I know daily meditation is good for me and that I should do it. There is plenty of research clearly demonstrating all the benefits of meditating.
Reasons for daily meditation are many
- Enhanced melatonin levels and improved quality of sleep
- Reduces chronic insomnia
- Reduces the intensity of pain
- Changes the brain and may reduce the impact of ageing
- Alleviate symptoms of diseases triggered by stress
And the list goes on. I know that daily meditation has a positive impact on health and happiness.
So why is it so hard to commit to a daily practice and actually make it happen? Why resist? Perhaps that is another form of procrastination and avoidance. Pondering all the reasons that a daily meditation practice is so hard further delayed and weakened my commitment. Finally, it was a matter of steeling myself and getting on with the first session, and the next.
There are lots of ‘shoulds’ with meditation and I struggled with doing it the right way. Apparently you should meditate sitting with a straight back, early in the morning, with an empty stomach and a silent mind.
Be gentle with yourself. It is your practice and you will find what works for you. Want to listen to a 10-minute guided meditation with your child before sleep? Great idea. Find yourself with 15 minutes in the morning after the breakfast rush? Take a break and refresh your mind with a breathing meditation.
Three things that got me started
- A tick chart
I know. Who has a tick chart at 50? I now have one for daily meditation, journaling and exercise and it has worked for me.
As I was having trouble getting started, I went back to the old fashioned tick chart (wobbly lines, pen and paper). I like being able to tick off my practices each day, and after a month I am contemplating moving my tick chart because I have run out of space. I’m not ready to give it up and it has been an important part of my progress.

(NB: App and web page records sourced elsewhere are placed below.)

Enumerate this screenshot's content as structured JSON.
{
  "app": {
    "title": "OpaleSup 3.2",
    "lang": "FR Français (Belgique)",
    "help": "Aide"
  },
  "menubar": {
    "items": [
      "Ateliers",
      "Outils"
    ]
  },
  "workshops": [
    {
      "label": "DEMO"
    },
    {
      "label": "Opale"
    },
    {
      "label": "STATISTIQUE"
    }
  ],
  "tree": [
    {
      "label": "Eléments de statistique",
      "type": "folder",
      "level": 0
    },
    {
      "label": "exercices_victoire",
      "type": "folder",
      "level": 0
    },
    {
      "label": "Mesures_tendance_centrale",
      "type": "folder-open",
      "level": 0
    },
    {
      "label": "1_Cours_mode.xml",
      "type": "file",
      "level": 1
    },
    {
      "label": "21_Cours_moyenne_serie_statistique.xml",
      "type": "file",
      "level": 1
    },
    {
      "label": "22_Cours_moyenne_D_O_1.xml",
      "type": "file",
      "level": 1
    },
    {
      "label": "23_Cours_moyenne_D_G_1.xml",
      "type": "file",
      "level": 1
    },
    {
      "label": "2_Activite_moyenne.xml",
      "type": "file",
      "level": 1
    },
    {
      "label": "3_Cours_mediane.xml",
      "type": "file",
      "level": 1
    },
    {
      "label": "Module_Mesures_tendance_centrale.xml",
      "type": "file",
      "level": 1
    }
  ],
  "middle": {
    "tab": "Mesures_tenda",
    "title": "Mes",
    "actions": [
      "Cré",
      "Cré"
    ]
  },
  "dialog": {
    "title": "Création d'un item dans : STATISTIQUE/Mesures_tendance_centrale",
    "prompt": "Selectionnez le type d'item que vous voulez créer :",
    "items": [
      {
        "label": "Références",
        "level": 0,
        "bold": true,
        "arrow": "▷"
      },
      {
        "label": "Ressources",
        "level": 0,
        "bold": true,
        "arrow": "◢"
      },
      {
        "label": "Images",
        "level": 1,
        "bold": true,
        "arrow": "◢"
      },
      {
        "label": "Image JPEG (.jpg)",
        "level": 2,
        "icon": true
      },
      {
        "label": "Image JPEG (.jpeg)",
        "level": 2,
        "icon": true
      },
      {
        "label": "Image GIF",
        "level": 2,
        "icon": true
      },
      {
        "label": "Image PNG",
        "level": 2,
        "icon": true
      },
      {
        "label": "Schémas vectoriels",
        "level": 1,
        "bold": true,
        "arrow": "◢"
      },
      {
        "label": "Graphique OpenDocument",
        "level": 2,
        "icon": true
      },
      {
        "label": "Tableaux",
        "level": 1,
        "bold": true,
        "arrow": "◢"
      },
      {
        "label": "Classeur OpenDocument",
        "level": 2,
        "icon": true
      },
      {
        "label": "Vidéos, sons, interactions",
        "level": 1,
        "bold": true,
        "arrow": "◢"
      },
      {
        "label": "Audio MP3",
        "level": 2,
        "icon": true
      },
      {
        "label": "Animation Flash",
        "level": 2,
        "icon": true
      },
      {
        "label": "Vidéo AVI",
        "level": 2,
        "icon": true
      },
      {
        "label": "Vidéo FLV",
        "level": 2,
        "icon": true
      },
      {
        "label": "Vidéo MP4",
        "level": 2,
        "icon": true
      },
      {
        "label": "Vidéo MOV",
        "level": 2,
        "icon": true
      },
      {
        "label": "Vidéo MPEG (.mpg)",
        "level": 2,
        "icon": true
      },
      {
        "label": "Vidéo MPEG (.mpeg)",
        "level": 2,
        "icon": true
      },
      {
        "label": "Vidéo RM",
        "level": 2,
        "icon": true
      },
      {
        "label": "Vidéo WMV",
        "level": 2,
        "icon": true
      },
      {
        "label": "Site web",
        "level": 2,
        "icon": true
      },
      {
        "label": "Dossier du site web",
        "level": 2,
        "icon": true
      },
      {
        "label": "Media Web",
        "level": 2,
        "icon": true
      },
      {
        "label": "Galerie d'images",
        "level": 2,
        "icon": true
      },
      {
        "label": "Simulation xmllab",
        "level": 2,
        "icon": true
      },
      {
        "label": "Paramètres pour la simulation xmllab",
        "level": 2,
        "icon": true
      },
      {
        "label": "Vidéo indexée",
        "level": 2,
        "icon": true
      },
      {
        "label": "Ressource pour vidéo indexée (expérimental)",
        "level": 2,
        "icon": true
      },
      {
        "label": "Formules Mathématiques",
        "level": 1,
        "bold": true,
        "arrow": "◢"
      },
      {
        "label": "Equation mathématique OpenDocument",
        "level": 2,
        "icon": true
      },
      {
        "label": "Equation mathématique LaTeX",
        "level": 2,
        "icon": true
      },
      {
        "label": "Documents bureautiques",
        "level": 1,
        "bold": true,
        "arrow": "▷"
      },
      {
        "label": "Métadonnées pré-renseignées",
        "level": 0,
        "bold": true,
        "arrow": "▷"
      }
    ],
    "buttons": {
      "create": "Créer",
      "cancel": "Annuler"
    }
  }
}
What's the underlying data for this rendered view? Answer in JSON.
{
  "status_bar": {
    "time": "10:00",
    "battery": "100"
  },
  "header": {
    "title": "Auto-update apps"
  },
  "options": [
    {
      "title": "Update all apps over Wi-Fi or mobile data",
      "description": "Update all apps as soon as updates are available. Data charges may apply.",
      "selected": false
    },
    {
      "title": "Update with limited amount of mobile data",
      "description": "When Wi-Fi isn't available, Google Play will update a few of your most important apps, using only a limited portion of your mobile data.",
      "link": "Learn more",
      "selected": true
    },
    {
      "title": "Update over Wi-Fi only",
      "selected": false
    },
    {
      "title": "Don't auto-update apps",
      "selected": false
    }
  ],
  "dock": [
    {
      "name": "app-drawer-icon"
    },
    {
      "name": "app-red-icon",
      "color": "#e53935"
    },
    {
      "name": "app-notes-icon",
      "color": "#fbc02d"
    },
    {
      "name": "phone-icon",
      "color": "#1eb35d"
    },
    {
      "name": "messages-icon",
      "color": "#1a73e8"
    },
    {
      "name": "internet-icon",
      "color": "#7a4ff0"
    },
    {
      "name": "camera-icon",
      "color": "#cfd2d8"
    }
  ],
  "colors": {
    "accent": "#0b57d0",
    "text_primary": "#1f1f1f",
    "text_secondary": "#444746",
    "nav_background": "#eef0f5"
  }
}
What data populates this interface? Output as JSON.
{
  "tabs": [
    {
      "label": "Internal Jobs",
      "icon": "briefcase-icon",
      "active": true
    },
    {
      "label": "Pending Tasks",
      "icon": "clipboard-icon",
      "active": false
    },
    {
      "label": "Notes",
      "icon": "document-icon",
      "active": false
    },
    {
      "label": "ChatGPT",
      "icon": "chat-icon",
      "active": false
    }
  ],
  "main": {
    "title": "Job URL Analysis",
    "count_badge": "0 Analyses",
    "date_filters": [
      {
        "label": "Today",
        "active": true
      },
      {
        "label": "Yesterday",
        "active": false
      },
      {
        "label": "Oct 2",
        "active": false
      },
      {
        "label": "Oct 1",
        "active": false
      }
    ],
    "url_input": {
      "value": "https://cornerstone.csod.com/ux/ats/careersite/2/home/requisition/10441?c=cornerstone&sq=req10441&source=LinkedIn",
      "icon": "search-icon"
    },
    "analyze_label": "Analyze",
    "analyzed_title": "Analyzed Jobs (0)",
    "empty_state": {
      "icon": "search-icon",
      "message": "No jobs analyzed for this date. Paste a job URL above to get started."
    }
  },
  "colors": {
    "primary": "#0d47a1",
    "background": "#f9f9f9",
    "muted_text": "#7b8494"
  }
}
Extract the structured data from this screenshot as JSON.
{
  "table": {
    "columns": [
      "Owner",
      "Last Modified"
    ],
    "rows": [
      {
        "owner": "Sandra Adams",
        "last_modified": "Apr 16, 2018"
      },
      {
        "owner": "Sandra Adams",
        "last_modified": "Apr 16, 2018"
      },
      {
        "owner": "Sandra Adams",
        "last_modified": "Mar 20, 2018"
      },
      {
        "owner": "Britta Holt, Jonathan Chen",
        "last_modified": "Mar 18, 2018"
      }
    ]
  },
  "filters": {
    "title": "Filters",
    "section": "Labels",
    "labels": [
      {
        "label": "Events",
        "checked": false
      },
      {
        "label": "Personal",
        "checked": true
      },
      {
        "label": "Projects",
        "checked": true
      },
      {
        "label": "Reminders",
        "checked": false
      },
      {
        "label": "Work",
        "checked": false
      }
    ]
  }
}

- Insight timer app
I started meditating with meditation teacher Adrian Cooke, 10 minute meditations, last year but didn’t have a daily practice. I enjoyed the simplicity of the podcasts and the small amount of time – I could usually find 10 minutes.
Recently I found Insight Timer and I haven’t looked back. I love this app. There are so many different meditation types that I find myself tinkering with new approaches and looking forward to the next session. At the moment I start with Binaural beats and then proceed to a guided meditation to round off.
- Being kind to myself
There didn’t seem to be a time of day where meditation was going to fit. With travel, family, work and just general life, there didn’t seem to be a time that would fit in the pattern of each day. It was another barrier.
Now I meditate when the moment presents itself, regardless of the time of day. So long as I can tick off that chart, I am happy. Sometimes I meditate lying down, sometimes sitting up. Sometimes I meditate in the morning, maybe just before bed.
I am going to try walking meditations, chanting meditations, mantra meditations and silent meditations. Yoga and prayer can be part of a daily meditation practice.
Daily meditation is a practice, so be gentle with yourself. It isn’t easy to get started and probably won’t be easy to sustain.
The Insight Timer community is another feel-good part of meditating. At times 2,000 other people are using the app to meditate at the same time as me and it feels good to be part of the community reaching for a more peaceful world. Each time I practice meditating is another part of the practice leading me to my best self.
Lazar, S., et al. (2005). Meditation experience is associated with increased cortical thickness. NeuroReport. 16(17): 1893–1897.
McGreevey, S. Mind-body Genomics. (2013, May 1). Retrieved from https://hms.harvard.edu/news/genetics/mind-body-genomics-5-1-13
Ong, J.C., et al. (2014). A randomized controlled trial of mindfulness meditation for chronic insomnia. Sleep. 37(9): 1553-63. DOI: 10.5665/sleep.4010
Zeidan, F., et al. (2011). Brain Mechanisms Supporting the Modulation of Pain by Mindfulness Meditation. Journal of Neuroscience. 31(14): 5540-5548. DOI: 10.1523/JNEUROSCI.5791-10.2011